## [Goal of the exercise]
Could you filter the records below and keep only the lines with the word "arrow"?

## [Excerpts from an interface dataset]
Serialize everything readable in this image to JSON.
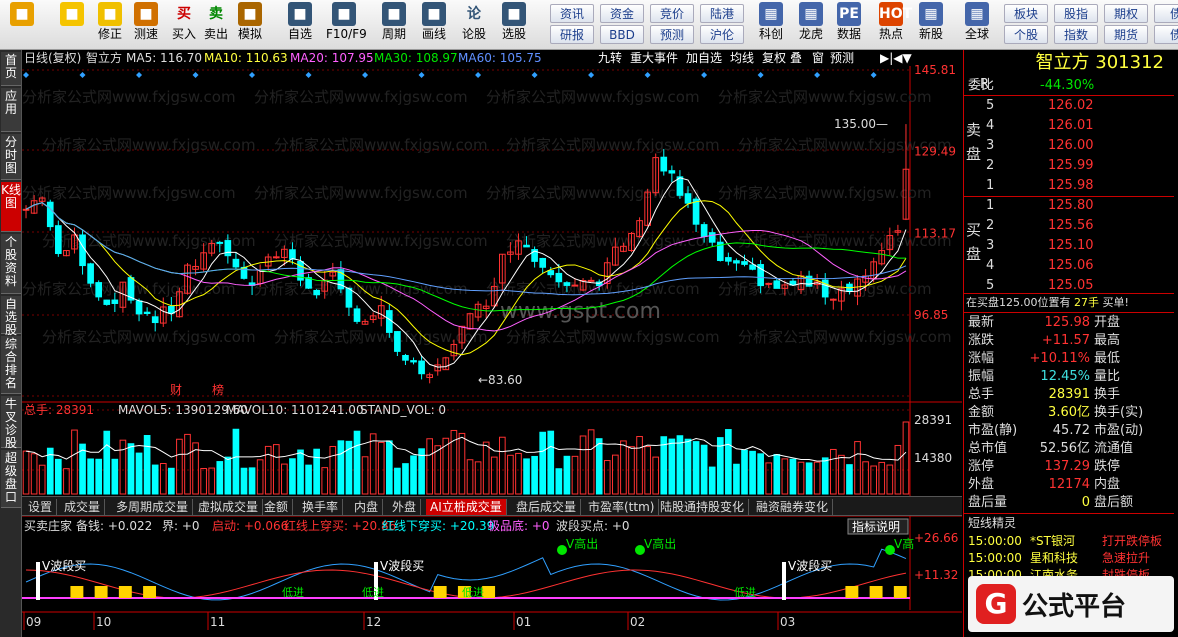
{
  "toolbar": {
    "items": [
      {
        "label": "",
        "icon": "windows-logo-icon"
      },
      {
        "label": "",
        "icon": "back-arrow-icon"
      },
      {
        "label": "修正",
        "icon": "up-down-arrow-icon"
      },
      {
        "label": "测速",
        "icon": "speed-icon"
      },
      {
        "label": "买入",
        "icon": "买"
      },
      {
        "label": "卖出",
        "icon": "卖"
      },
      {
        "label": "模拟",
        "icon": "hammer-icon"
      },
      {
        "label": "自选",
        "icon": "star-icon"
      },
      {
        "label": "F10/F9",
        "icon": "f10-icon"
      },
      {
        "label": "周期",
        "icon": "clock-icon"
      },
      {
        "label": "画线",
        "icon": "pen-icon"
      },
      {
        "label": "论股",
        "icon": "论"
      },
      {
        "label": "选股",
        "icon": "select-icon"
      }
    ],
    "btn_col1": [
      "资讯",
      "研报"
    ],
    "btn_col2": [
      "资金",
      "BBD"
    ],
    "btn_col3": [
      "竞价",
      "预测"
    ],
    "btn_col4": [
      "陆港",
      "沪伦"
    ],
    "items2": [
      {
        "label": "科创"
      },
      {
        "label": "龙虎"
      },
      {
        "label": "数据",
        "icon": "PE"
      },
      {
        "label": "热点",
        "icon": "HOT"
      },
      {
        "label": "新股"
      },
      {
        "label": "全球"
      }
    ],
    "btn_col5": [
      "板块",
      "个股"
    ],
    "btn_col6": [
      "股指",
      "指数"
    ],
    "btn_col7": [
      "期权",
      "期货"
    ],
    "btn_col8": [
      "债",
      "债"
    ]
  },
  "left_tabs": [
    "首页",
    "应用",
    "分时图",
    "K线图",
    "个股资料",
    "自选股",
    "综合排名",
    "牛叉诊股",
    "超级盘口"
  ],
  "chart_header": {
    "period": "日线(复权)",
    "name": "智立方",
    "ma5": "MA5: 116.70",
    "ma10": "MA10: 110.63",
    "ma20": "MA20: 107.95",
    "ma30": "MA30: 108.97",
    "ma60": "MA60: 105.75",
    "buttons": [
      "九转",
      "重大事件",
      "加自选",
      "均线",
      "复权",
      "叠",
      "窗",
      "预测"
    ]
  },
  "price_axis": [
    "145.81",
    "129.49",
    "113.17",
    "96.85"
  ],
  "annotations": {
    "high": "135.00",
    "low": "83.60",
    "cai": "财",
    "bang": "榜"
  },
  "watermark": "分析家公式网www.fxjgsw.com",
  "watermark2": "www.gspt.com",
  "vol_header": {
    "total": "总手: 28391",
    "mavol5": "MAVOL5: 1390129.60",
    "mavol10": "MAVOL10: 1101241.00",
    "stand": "STAND_VOL: 0"
  },
  "vol_axis": [
    "28391",
    "14380"
  ],
  "tabs": [
    "设置",
    "成交量",
    "多周期成交量",
    "虚拟成交量",
    "金额",
    "换手率",
    "内盘",
    "外盘",
    "AI立桩成交量",
    "盘后成交量",
    "市盈率(ttm)",
    "陆股通持股变化",
    "融资融券变化"
  ],
  "ind_header": {
    "name": "买卖庄家",
    "a": "备钱: +0.022",
    "b": "界: +0",
    "c": "启动: +0.066",
    "d": "红线上穿买: +20.86",
    "e": "红线下穿买: +20.39",
    "f": "极品底: +0",
    "g": "波段买点: +0",
    "help": "指标说明"
  },
  "ind_axis": [
    "26.66",
    "11.32"
  ],
  "ind_labels": {
    "v1": "V波段买",
    "v2": "V波段买",
    "v3": "V波段买",
    "g1": "V高出",
    "g2": "V高出",
    "g3": "V高",
    "bj": "低进"
  },
  "dates": [
    "09",
    "10",
    "11",
    "12",
    "01",
    "02",
    "03"
  ],
  "right": {
    "name": "智立方",
    "code": "301312",
    "r": "R",
    "weibi_label": "委比",
    "weibi": "-44.30%",
    "sell_label": [
      "卖",
      "盘"
    ],
    "buy_label": [
      "买",
      "盘"
    ],
    "sells": [
      {
        "n": "5",
        "p": "126.02"
      },
      {
        "n": "4",
        "p": "126.01"
      },
      {
        "n": "3",
        "p": "126.00"
      },
      {
        "n": "2",
        "p": "125.99"
      },
      {
        "n": "1",
        "p": "125.98"
      }
    ],
    "buys": [
      {
        "n": "1",
        "p": "125.80"
      },
      {
        "n": "2",
        "p": "125.56"
      },
      {
        "n": "3",
        "p": "125.10"
      },
      {
        "n": "4",
        "p": "125.06"
      },
      {
        "n": "5",
        "p": "125.05"
      }
    ],
    "notice": "在买盘125.00位置有",
    "notice_hands": "27手",
    "notice_tail": "买单!",
    "stats": [
      {
        "k1": "最新",
        "v1": "125.98",
        "k2": "开盘",
        "c": "red"
      },
      {
        "k1": "涨跌",
        "v1": "+11.57",
        "k2": "最高",
        "c": "red"
      },
      {
        "k1": "涨幅",
        "v1": "+10.11%",
        "k2": "最低",
        "c": "red"
      },
      {
        "k1": "振幅",
        "v1": "12.45%",
        "k2": "量比",
        "c": "cyn"
      },
      {
        "k1": "总手",
        "v1": "28391",
        "k2": "换手",
        "c": "yel"
      },
      {
        "k1": "金额",
        "v1": "3.60亿",
        "k2": "换手(实)",
        "c": "yel"
      },
      {
        "k1": "市盈(静)",
        "v1": "45.72",
        "k2": "市盈(动)",
        "c": "wht"
      },
      {
        "k1": "总市值",
        "v1": "52.56亿",
        "k2": "流通值",
        "c": "wht"
      },
      {
        "k1": "涨停",
        "v1": "137.29",
        "k2": "跌停",
        "c": "red"
      },
      {
        "k1": "外盘",
        "v1": "12174",
        "k2": "内盘",
        "c": "red"
      },
      {
        "k1": "盘后量",
        "v1": "0",
        "k2": "盘后额",
        "c": "yel"
      }
    ],
    "short_title": "短线精灵",
    "short_list": [
      {
        "t": "15:00:00",
        "n": "*ST银河",
        "e": "打开跌停板"
      },
      {
        "t": "15:00:00",
        "n": "星和科技",
        "e": "急速拉升"
      },
      {
        "t": "15:00:00",
        "n": "江南水务",
        "e": "封跌停板"
      }
    ],
    "logo": "公式平台"
  },
  "colors": {
    "up": "#ff3232",
    "down": "#00ffff",
    "ma5": "#ffffff",
    "ma10": "#ffff00",
    "ma20": "#ff60ff",
    "ma30": "#00ff00",
    "ma60": "#60a0ff"
  }
}
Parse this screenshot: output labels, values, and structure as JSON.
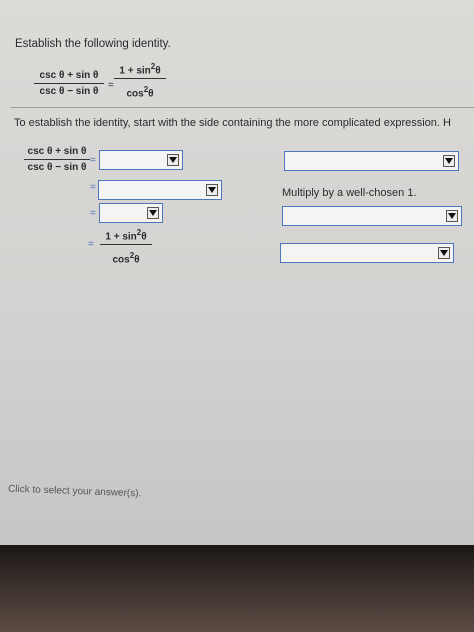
{
  "prompt": "Establish the following identity.",
  "identity": {
    "lhs_num": "csc θ + sin θ",
    "lhs_den": "csc θ − sin θ",
    "rhs_num": "1 + sin",
    "rhs_num_sup": "2",
    "rhs_num_var": "θ",
    "rhs_den": "cos",
    "rhs_den_sup": "2",
    "rhs_den_var": "θ",
    "equals": "="
  },
  "instruction": "To establish the identity, start with the side containing the more complicated expression. H",
  "steps": {
    "row1_num": "csc θ + sin θ",
    "row1_den": "csc θ − sin θ",
    "equals": "=",
    "final_num": "1 + sin",
    "final_num_sup": "2",
    "final_num_var": "θ",
    "final_den": "cos",
    "final_den_sup": "2",
    "final_den_var": "θ"
  },
  "hint": "Multiply by a well-chosen 1.",
  "footer": "Click to select your answer(s)."
}
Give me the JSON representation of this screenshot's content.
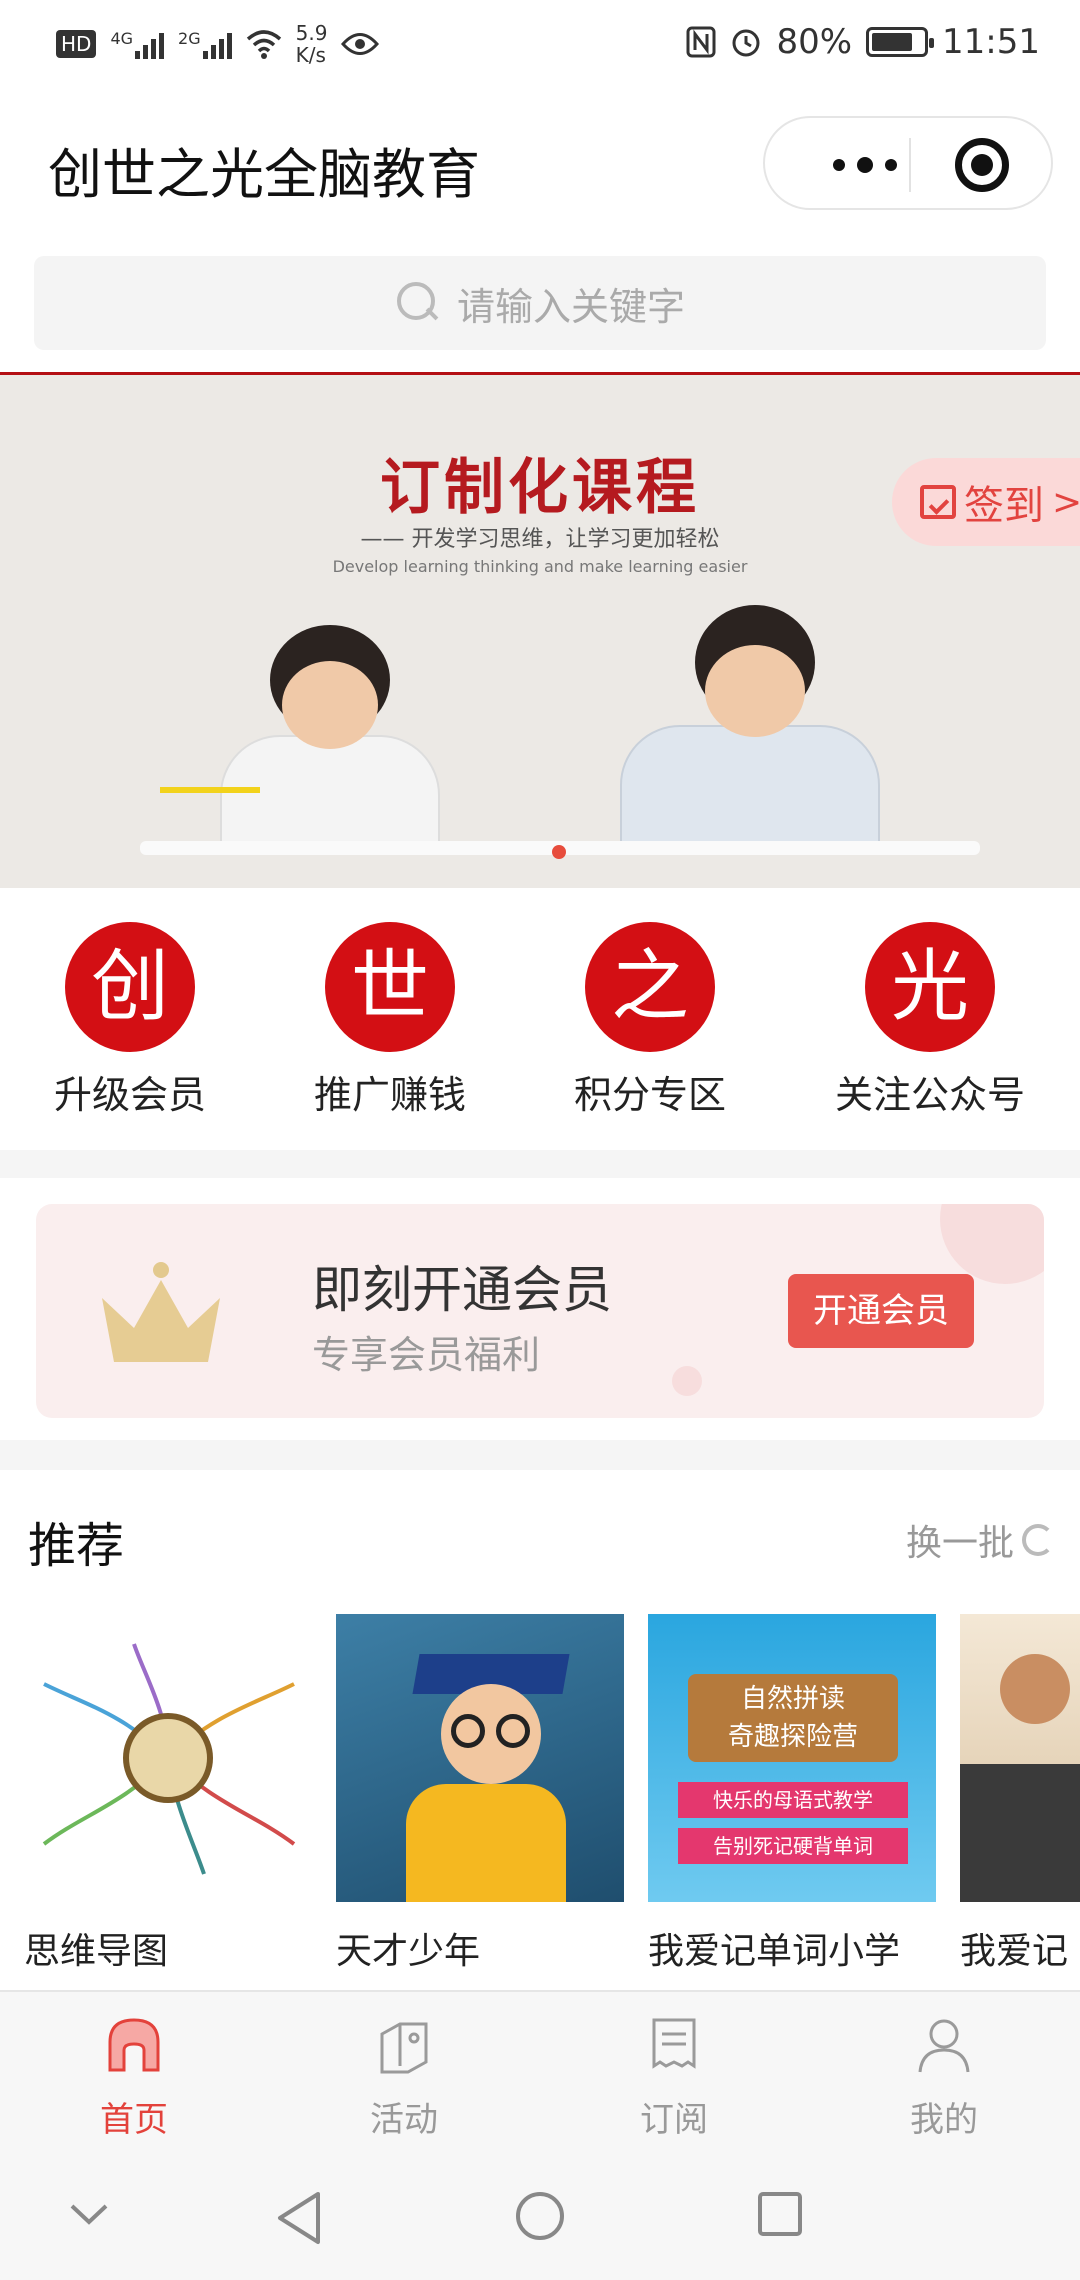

## [Task output]
        "icon": "back-arrow-icon"
        "icon": "up-down-arrow-icon"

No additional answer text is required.